Well week one had some insane lows and a few highs, but overall, I learned a lot.
Teaching in summer school is so frustrating because I can tell my kids are really bright, but they have massive gaps in preparation. And I can’t help but wonder, “as quick as these kids are, how the heck did they get so far behind?” For a lot of these kids, all they really need is serious, hardcore remediation for maybe 2 solid months, six hours a day, led by a teacher far more capable for me.
As a teacher, I am failing badly, because the only measure of success is whether the students can execute the skill in your lesson objective at the end of the day. So far, I’ve failed every day. And unless I make a major breakthrough in teaching technique, I’ll probably fail every day next week too. What sucks is that it’s impossible to learn to teach without failing real-life kids. It seems almost unethical that I (and the rest of us) would be put in charge of classrooms, except for the fact that the only reason summer school even exists in Philadelphia is because TFA said they’d provide the teachers.

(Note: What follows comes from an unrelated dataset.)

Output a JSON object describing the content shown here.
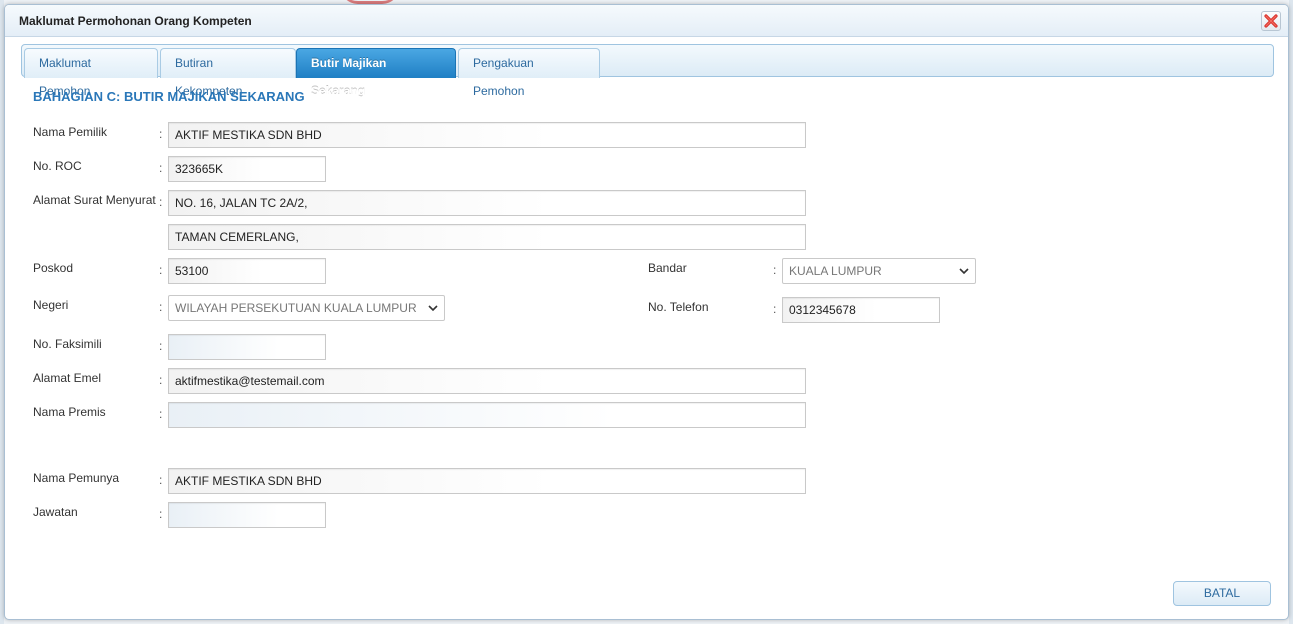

So, I focus on what they call in TFA my internal locus of control–the set of things I have power over–and I’m constantly reevaluating everything I do. It’s pretty easy for me to see what’s going wrong, but what’s going wrong, but what’s hard is knowing how to fix it. At the most fundamental level, I’m trying to make my lessons as effective as possible. I need to move from the point I’m at now, where about 20% of my kids master my objectives, to 100% mastery. That would be hard enough if it wasn’t for the fact that I’m trying desperately to improve on numerous other fronts (i.e. classroom management, student engagement, planning efficiency, and a million other things). Additionally, I have to fulfill my insanely long list of other responsibilities to my co-teachers, the program, and the outside world (which really seems quite separate, at the moment). I’ve got a lot of ideas to try out, so the challenge now is trying to steal the time away to actually implement them. It’s tough to describe how hard it is to sacrifice one of my 5 hours of sleep to design assignments that reach my students on their instructional level not knowing whether or not it will work at all, anyway.
I guess it sounds pretty bleak, but it’s really not all bad. I feel good about what I’m doing, even if I suck at it right now. It’s a struggle, and things have gone very badly at times, but God has provided me what I need when I need it.